2. End-to-end solution: As your business parameters will evolve over time, it will impact your IoT solution in place, which in turn will alter your operational risk. A single parameter change can impact the complete business ROI as it will impact the life cycle cost of your IoT solution. Having and end-to-end control on the solution is paramount, this includes operational metadata to assess the operational impact and risk related to the change of parameters. As said by BCG, an IoT solution delivers added value only when all layers work seamlessly together4. For example: for non-powered asset monitoring, the required location accuracy at each stage of a process can have a huge impact on the life cycle cost. Localisation can be done very energy efficiently (but much less accurate), or on the other hand, very precise but consuming much more battery.
3. Vertical integration: Vertical integration of IoT within the different departments of a business is crucial. IoT solutions can support specific day to day activities, but the real IoT value kicks in when it is leveraged within the multiple layers of the company. At that moment it not only impacts the daily processes of a single department, but it also impacts the future strategy and decisions of the business as a whole, both for internal as well as for external processes. And again, the IoT solution should be able to adapt to the evolving requirements of each of the departments within the company, which in turn requires flexibility and operational risk assessment of the proposed changes.
The proof of the pudding is in the eating
If you’ve taken into account the above, you’ll see your IoT project is successful when you’re able to act on 4 complementary layers:
1. A day to day improvement of the processes and workflow within your company. For example: for non-powered asset management it often means providing an easy way to locate the assets when your really need them.

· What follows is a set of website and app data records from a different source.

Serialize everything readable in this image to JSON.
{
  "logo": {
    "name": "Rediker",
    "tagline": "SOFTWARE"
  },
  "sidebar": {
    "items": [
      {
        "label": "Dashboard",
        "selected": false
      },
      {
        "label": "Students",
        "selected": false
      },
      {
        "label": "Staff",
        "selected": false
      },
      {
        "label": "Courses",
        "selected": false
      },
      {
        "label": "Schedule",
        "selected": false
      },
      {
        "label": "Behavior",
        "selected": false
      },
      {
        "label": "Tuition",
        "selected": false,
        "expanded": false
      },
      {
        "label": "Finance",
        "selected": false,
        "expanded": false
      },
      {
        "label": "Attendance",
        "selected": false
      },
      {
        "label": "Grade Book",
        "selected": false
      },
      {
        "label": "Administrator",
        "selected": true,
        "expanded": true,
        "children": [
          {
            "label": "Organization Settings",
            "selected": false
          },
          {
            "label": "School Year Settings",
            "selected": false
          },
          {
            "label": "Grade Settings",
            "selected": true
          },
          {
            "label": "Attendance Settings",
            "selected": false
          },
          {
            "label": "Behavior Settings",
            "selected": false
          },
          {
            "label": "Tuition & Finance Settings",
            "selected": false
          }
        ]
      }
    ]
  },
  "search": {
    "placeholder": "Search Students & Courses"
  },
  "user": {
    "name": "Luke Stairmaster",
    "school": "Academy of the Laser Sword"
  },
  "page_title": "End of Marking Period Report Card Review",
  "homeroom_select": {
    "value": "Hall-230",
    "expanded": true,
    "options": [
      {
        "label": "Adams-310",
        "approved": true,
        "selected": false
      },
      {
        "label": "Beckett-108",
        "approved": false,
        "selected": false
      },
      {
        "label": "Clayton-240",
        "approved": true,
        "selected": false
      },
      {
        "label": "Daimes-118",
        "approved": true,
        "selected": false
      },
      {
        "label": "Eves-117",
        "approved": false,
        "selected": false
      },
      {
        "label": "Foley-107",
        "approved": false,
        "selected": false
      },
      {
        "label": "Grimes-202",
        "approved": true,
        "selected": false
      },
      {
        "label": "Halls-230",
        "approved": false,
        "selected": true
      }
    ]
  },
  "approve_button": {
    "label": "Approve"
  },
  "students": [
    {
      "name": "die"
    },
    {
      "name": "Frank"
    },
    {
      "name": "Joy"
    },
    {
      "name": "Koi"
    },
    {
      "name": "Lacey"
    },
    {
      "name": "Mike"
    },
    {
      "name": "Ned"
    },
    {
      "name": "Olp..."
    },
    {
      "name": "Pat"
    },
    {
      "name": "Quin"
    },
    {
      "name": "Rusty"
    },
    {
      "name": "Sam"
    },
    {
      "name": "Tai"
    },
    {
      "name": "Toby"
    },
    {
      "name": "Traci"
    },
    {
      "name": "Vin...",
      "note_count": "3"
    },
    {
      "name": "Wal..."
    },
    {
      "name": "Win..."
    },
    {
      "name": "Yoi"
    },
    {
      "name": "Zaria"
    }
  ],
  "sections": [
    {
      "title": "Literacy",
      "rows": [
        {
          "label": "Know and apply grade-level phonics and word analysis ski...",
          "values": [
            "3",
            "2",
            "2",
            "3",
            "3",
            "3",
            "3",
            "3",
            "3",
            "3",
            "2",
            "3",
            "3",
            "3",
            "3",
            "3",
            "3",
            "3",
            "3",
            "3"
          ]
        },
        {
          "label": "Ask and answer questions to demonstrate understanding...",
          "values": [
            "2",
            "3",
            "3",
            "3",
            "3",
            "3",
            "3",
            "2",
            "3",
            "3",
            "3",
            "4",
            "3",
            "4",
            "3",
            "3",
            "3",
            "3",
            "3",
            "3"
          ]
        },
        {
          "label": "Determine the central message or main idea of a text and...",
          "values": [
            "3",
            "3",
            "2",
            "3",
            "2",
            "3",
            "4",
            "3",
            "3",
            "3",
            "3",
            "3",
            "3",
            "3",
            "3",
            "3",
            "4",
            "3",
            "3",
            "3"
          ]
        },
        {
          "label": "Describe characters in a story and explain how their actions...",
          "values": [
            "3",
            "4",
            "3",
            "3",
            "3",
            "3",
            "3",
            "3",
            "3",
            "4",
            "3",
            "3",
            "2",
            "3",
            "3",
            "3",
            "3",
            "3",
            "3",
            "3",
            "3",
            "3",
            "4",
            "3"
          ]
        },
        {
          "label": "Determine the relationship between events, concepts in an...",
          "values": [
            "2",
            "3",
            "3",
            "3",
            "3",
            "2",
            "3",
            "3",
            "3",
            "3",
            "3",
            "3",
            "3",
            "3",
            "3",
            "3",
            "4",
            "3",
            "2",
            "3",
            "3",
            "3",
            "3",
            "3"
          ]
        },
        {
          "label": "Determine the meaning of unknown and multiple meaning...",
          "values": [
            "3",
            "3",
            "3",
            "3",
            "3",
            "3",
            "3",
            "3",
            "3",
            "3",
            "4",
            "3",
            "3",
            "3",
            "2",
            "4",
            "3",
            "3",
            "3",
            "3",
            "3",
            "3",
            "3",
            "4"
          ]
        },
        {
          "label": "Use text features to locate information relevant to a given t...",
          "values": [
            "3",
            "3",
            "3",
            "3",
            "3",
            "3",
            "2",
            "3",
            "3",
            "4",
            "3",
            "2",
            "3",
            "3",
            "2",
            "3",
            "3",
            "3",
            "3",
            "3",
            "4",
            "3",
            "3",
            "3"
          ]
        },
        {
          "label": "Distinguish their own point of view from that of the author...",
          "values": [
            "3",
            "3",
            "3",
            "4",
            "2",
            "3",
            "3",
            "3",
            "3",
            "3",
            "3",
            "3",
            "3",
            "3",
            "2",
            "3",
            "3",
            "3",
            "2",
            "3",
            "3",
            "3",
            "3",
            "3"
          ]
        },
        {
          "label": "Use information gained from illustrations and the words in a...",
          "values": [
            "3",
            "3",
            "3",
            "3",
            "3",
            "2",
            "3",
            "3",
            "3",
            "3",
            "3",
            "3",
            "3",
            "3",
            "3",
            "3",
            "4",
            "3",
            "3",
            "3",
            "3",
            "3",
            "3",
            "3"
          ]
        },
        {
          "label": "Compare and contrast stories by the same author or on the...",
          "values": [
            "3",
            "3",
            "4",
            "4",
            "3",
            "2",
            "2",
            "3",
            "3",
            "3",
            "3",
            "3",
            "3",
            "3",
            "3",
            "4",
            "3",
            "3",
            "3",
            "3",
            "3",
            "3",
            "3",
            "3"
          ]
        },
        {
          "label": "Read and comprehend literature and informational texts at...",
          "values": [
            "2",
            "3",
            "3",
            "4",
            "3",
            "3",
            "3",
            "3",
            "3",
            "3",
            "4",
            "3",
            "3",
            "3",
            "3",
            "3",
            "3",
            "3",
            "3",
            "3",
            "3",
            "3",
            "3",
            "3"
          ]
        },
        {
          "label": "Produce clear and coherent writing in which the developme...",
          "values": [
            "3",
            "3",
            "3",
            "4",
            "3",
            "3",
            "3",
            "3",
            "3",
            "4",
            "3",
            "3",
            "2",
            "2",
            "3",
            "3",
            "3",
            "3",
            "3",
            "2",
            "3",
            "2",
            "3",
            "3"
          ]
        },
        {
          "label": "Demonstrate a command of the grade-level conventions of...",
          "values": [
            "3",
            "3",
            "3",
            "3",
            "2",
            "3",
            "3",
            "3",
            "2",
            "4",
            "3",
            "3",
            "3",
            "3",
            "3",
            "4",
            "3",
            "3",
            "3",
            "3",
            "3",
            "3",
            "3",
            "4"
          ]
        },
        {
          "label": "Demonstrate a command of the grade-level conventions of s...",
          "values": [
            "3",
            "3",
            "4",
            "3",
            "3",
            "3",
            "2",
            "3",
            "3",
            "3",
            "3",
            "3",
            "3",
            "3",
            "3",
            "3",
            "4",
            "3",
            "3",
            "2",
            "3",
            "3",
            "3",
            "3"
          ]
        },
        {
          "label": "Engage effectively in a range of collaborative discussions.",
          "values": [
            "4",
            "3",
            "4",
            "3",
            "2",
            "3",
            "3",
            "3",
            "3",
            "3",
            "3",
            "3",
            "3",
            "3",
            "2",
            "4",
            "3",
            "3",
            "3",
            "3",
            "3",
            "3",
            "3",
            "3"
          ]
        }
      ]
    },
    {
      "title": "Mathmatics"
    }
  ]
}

2. Providing the analytics and insights, which induce a potential process change (internal of the company). For example: having insights into the effective use and location of all your non-powered assets over time, allows you to improve processes such as capacity planning, logistics, preventive maintenance and even introducing optimised financing schemes based on effective use of the assets.
3. Enabling information sharing in a transparent way towards different external stakeholders (customers, suppliers, 3rd party contractors, insurance, etc.). For example: detection of an unexpected shock during the transport of an asset, can provide all actors a timely indication that inspection, repair or replacement might be required upon arrival at the next destination.
4. Lastly, all of this leads to the possibility to create new business models throughout the chain. For example: application of flexible pricing of leased or rented assets based on effective use of the non-powered asset (pay per use models).
As said, the IoT is making its way into different industries, it’s evolving fast and becomes crucial for companies to keep that competitive edge. Notably in asset-intensive industries, there’s still a lot of potential to discover the advantages of IoT solutions and to harvest the benefits throughout different layers within the business. Today, the success of IoT is no longer technology related, its success depends on how it gets embedded in the existing processes and if it provides both future flexibility and reliability to become an essential key for your future processes. IoT is ready for business, and you?